> **Items from an interface collection**
>>>

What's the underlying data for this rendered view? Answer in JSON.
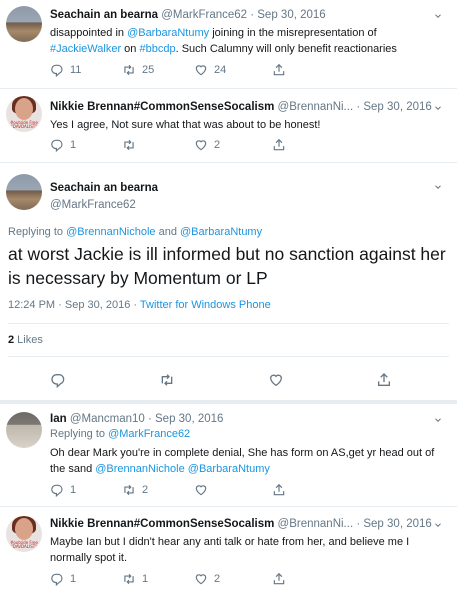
{
  "tweet1": {
    "name": "Seachain an bearna",
    "handle": "@MarkFrance62 · Sep 30, 2016",
    "text_a": "disappointed in ",
    "mention1": "@BarbaraNtumy",
    "text_b": " joining in the misrepresentation of",
    "hashtag1": "#JackieWalker",
    "text_c": " on ",
    "hashtag2": "#bbcdp",
    "text_d": ". Such Calumny will only benefit reactionaries",
    "replies": "11",
    "retweets": "25",
    "likes": "24"
  },
  "tweet2": {
    "name": "Nikkie Brennan#CommonSenseSocalism",
    "handle": "@BrennanNi... · Sep 30, 2016",
    "avatar_text": "#outside Free \"DAVDALIST\"",
    "text": "Yes I agree, Not sure what that was about to be honest!",
    "replies": "1",
    "retweets": "",
    "likes": "2"
  },
  "main": {
    "name": "Seachain an bearna",
    "handle": "@MarkFrance62",
    "replying_prefix": "Replying to ",
    "replying_to1": "@BrennanNichole",
    "replying_and": " and ",
    "replying_to2": "@BarbaraNtumy",
    "text": "at worst Jackie is ill informed but no sanction against her is necessary by Momentum or LP",
    "timestamp": "12:24 PM · Sep 30, 2016 · ",
    "source": "Twitter for Windows Phone",
    "likes_count": "2",
    "likes_label": " Likes"
  },
  "tweet3": {
    "name": "Ian",
    "handle": "@Mancman10 · Sep 30, 2016",
    "replying_prefix": "Replying to ",
    "replying_to": "@MarkFrance62",
    "text_a": "Oh dear Mark you're in complete denial, She has form on AS,get yr head out of the sand ",
    "mention1": "@BrennanNichole",
    "mention2": "@BarbaraNtumy",
    "replies": "1",
    "retweets": "2",
    "likes": ""
  },
  "tweet4": {
    "name": "Nikkie Brennan#CommonSenseSocalism",
    "handle": "@BrennanNi... · Sep 30, 2016",
    "avatar_text": "#outside Free \"DAVDALIST\"",
    "text": "Maybe Ian but I didn't hear any anti talk or hate from her, and believe me I normally spot it.",
    "replies": "1",
    "retweets": "1",
    "likes": "2"
  },
  "colors": {
    "link": "#1b95e0",
    "muted": "#657786",
    "text": "#14171a",
    "divider": "#e6ecf0"
  }
}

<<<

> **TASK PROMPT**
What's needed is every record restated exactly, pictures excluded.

> **RESPONSE BOX**
What's the underlying data for this rendered view? Answer in JSON.
{
  "tweet1": {
    "name": "Seachain an bearna",
    "handle": "@MarkFrance62 · Sep 30, 2016",
    "text_a": "disappointed in ",
    "mention1": "@BarbaraNtumy",
    "text_b": " joining in the misrepresentation of",
    "hashtag1": "#JackieWalker",
    "text_c": " on ",
    "hashtag2": "#bbcdp",
    "text_d": ". Such Calumny will only benefit reactionaries",
    "replies": "11",
    "retweets": "25",
    "likes": "24"
  },
  "tweet2": {
    "name": "Nikkie Brennan#CommonSenseSocalism",
    "handle": "@BrennanNi... · Sep 30, 2016",
    "avatar_text": "#outside Free \"DAVDALIST\"",
    "text": "Yes I agree, Not sure what that was about to be honest!",
    "replies": "1",
    "retweets": "",
    "likes": "2"
  },
  "main": {
    "name": "Seachain an bearna",
    "handle": "@MarkFrance62",
    "replying_prefix": "Replying to ",
    "replying_to1": "@BrennanNichole",
    "replying_and": " and ",
    "replying_to2": "@BarbaraNtumy",
    "text": "at worst Jackie is ill informed but no sanction against her is necessary by Momentum or LP",
    "timestamp": "12:24 PM · Sep 30, 2016 · ",
    "source": "Twitter for Windows Phone",
    "likes_count": "2",
    "likes_label": " Likes"
  },
  "tweet3": {
    "name": "Ian",
    "handle": "@Mancman10 · Sep 30, 2016",
    "replying_prefix": "Replying to ",
    "replying_to": "@MarkFrance62",
    "text_a": "Oh dear Mark you're in complete denial, She has form on AS,get yr head out of the sand ",
    "mention1": "@BrennanNichole",
    "mention2": "@BarbaraNtumy",
    "replies": "1",
    "retweets": "2",
    "likes": ""
  },
  "tweet4": {
    "name": "Nikkie Brennan#CommonSenseSocalism",
    "handle": "@BrennanNi... · Sep 30, 2016",
    "avatar_text": "#outside Free \"DAVDALIST\"",
    "text": "Maybe Ian but I didn't hear any anti talk or hate from her, and believe me I normally spot it.",
    "replies": "1",
    "retweets": "1",
    "likes": "2"
  },
  "colors": {
    "link": "#1b95e0",
    "muted": "#657786",
    "text": "#14171a",
    "divider": "#e6ecf0"
  }
}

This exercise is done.